- _Task material_
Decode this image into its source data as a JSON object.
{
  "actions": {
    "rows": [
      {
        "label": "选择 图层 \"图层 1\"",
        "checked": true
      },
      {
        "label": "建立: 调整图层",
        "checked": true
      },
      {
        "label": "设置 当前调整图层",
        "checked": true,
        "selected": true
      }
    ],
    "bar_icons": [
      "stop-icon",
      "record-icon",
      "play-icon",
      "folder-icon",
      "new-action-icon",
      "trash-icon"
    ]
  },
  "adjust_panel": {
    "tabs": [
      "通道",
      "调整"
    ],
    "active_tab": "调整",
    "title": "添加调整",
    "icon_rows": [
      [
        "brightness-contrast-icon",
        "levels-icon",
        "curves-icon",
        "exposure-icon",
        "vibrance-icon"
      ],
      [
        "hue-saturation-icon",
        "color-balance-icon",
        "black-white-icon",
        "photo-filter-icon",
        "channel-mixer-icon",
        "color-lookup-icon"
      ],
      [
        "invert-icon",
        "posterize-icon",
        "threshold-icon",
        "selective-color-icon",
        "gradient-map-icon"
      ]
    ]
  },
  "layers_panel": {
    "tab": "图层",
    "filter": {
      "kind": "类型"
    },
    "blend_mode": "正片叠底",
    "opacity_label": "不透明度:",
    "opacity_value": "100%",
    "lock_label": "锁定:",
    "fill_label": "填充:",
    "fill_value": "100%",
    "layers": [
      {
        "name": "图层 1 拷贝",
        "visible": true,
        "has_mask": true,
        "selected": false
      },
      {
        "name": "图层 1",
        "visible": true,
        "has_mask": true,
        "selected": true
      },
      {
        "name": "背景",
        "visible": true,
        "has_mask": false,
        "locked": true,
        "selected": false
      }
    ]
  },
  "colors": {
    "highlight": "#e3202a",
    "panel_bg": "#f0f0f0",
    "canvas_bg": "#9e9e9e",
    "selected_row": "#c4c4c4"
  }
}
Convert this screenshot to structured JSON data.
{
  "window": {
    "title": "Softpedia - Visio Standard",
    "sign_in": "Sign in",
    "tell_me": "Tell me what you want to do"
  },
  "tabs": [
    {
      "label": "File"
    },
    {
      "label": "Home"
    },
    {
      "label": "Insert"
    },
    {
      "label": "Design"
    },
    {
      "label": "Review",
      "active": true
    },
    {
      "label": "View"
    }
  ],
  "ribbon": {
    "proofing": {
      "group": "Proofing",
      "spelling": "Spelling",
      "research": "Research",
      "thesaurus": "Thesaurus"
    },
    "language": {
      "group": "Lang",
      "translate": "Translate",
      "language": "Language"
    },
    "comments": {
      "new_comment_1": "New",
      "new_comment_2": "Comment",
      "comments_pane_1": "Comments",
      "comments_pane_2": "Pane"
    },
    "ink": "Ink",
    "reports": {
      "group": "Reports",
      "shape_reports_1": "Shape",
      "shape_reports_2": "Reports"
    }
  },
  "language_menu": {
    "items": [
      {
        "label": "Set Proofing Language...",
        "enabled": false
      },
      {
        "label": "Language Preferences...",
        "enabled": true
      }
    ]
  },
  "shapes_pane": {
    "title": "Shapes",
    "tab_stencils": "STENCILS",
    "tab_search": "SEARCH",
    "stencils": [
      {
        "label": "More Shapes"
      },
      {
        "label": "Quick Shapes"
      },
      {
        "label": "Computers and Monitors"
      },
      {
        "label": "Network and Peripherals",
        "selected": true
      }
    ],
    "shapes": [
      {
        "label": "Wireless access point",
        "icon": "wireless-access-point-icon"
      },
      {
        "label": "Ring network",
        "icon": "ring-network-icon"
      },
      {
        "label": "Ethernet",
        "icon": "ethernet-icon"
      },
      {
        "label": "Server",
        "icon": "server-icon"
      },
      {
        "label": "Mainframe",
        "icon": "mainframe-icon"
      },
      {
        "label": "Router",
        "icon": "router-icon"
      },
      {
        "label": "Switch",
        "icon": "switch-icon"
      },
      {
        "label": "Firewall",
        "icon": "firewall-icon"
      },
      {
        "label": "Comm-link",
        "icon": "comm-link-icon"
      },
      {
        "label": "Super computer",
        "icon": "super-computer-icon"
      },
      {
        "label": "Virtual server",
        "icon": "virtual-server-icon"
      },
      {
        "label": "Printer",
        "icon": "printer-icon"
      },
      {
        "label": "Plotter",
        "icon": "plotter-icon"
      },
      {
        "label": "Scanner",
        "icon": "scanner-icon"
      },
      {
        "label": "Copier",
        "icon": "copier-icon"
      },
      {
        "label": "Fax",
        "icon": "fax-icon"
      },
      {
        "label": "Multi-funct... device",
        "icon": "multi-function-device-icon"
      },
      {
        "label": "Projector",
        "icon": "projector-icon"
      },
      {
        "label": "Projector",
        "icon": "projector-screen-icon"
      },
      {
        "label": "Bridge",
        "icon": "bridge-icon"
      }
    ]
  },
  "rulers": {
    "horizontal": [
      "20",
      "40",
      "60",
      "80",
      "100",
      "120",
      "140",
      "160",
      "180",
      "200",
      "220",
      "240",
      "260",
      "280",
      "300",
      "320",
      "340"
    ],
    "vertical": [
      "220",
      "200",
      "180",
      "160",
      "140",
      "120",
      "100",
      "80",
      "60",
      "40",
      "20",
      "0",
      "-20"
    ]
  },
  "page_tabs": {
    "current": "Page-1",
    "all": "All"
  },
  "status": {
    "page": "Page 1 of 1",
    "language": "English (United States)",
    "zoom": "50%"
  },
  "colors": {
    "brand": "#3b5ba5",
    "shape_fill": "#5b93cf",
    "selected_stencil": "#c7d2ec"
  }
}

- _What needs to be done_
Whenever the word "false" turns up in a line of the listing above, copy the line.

- _Response to the exercise_
        "selected": false
        "has_mask": false,
        "selected": false
        "enabled": false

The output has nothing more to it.